I thoroughly checked every frame that I removed and didn’t see the queen. So now all the queen cells are in the nuc and hopefully the queen is still in the main hive.

I’ll open the main hive in a week or 2 to check for eggs.

How long before the new queen hatches, mates and lays. Is there any point checking the nuc before then.

1 Like

Hi Jason, I might sound like a nagger now. Did you take the nuc far enough away so that no bees return to the main hive? Also are you going to remove all the queen cells bar one? Otherwise the nuc will most likely swarm with the first virgin queen to emerge, seeing as the bees are in swarm mode. You could probably split the nuc 3 ways, like I do. If you break it down into smaller colonies, with queen cells in each one, they are not likely to swarm.

You probably should check on the main hive in about 5 days. Then you’ll see if the colony still wants to swarm or not. Also to see if the queen is in there. You’ll know if the queen is present by inspecting that frame of brood. If you see no emergency queen cells, you’ll know the queen is there. Emergency queen cells are different to swarm cells, in that they are created within the brood, not separate to the brood.

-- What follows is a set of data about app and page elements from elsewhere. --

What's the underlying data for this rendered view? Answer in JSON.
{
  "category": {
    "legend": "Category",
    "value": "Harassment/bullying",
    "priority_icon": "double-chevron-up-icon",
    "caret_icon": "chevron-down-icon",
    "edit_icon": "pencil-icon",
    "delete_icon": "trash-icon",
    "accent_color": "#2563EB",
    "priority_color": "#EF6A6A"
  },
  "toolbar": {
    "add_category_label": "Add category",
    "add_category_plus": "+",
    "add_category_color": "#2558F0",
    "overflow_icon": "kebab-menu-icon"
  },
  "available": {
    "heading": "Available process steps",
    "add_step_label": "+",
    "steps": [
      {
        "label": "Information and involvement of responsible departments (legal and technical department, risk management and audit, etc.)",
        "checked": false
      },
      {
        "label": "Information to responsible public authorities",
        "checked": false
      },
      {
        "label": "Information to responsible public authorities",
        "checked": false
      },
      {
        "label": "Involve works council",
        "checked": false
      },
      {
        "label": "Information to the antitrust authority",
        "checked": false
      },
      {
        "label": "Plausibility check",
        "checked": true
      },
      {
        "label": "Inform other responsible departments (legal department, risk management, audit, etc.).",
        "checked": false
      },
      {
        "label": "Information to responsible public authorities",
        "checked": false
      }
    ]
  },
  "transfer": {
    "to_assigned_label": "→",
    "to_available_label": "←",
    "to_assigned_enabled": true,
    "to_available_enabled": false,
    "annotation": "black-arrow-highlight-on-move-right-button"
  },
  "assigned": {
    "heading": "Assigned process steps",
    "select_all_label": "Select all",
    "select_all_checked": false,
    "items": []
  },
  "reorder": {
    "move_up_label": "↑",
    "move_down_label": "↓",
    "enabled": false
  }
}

Definitely not a nag. I became a beekeeper at a bad time when covid restrictions meant I couldn’t go to any beekeeping clubs to learn. You can only learn so much from books and videos. So I am very appreciative of any advice.

I couldn’t move the nuc very far as my main hive, and now the nuc, are on the roof of my carport. This is really the only spot that where I can keep it away from my curious 18-month-old.

I didn’t remove the other queen cells just in case I had damaged some moving them in and out. I didn’t realize that a new queen could still swarm. I should be able to remove an empty frame and make enough room to reach in with my hive tool and squash the extra ones.

I didn’t realize you could make a whole new colony from just one frame. Next time I’ll make sure I have more boxes.

Thanks again for all the help.

Hi & you’re welcome Jason. Beekeeping is one long, I think never ending learning curve. Stick with this forum, you’ll get good advice here, even with covid.

Because you didn’t move the split away, you’ll need to monitor the population just to make sure that enough bees stay behind to keep the brood warm. I think it was @fffffred that recently had trouble with chilled brood because too many bees went back to the parent hive. When I say that it needs to be taken away, I’m talking quite a few k’s away, or double the distance of what you think the bees foraging range would be & way too far for a curious18-month-old. That way the foraging bees wont come across any familiar terrain which will entice them back to the old hive.


I see. Thanks for the explanation

I’ll keep an eye on the numbers

1 Like